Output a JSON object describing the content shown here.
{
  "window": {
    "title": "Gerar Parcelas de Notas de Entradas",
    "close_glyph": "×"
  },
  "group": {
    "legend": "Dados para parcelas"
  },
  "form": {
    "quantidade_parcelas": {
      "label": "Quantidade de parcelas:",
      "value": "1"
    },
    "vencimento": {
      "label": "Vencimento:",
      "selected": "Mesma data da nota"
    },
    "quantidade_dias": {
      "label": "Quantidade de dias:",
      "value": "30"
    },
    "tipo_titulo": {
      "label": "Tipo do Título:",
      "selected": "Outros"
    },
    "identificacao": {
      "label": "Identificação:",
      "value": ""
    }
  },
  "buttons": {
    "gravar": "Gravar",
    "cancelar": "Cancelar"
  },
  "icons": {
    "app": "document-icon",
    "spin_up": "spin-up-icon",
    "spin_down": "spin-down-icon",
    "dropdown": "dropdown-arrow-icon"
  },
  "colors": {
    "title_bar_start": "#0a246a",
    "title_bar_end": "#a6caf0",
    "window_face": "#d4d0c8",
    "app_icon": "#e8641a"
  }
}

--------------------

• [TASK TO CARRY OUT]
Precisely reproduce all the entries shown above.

• [RESULT FOR THIS EXERCISE]
Output a JSON object describing the content shown here.
{
  "window": {
    "title": "Gerar Parcelas de Notas de Entradas",
    "close_glyph": "×"
  },
  "group": {
    "legend": "Dados para parcelas"
  },
  "form": {
    "quantidade_parcelas": {
      "label": "Quantidade de parcelas:",
      "value": "1"
    },
    "vencimento": {
      "label": "Vencimento:",
      "selected": "Mesma data da nota"
    },
    "quantidade_dias": {
      "label": "Quantidade de dias:",
      "value": "30"
    },
    "tipo_titulo": {
      "label": "Tipo do Título:",
      "selected": "Outros"
    },
    "identificacao": {
      "label": "Identificação:",
      "value": ""
    }
  },
  "buttons": {
    "gravar": "Gravar",
    "cancelar": "Cancelar"
  },
  "icons": {
    "app": "document-icon",
    "spin_up": "spin-up-icon",
    "spin_down": "spin-down-icon",
    "dropdown": "dropdown-arrow-icon"
  },
  "colors": {
    "title_bar_start": "#0a246a",
    "title_bar_end": "#a6caf0",
    "window_face": "#d4d0c8",
    "app_icon": "#e8641a"
  }
}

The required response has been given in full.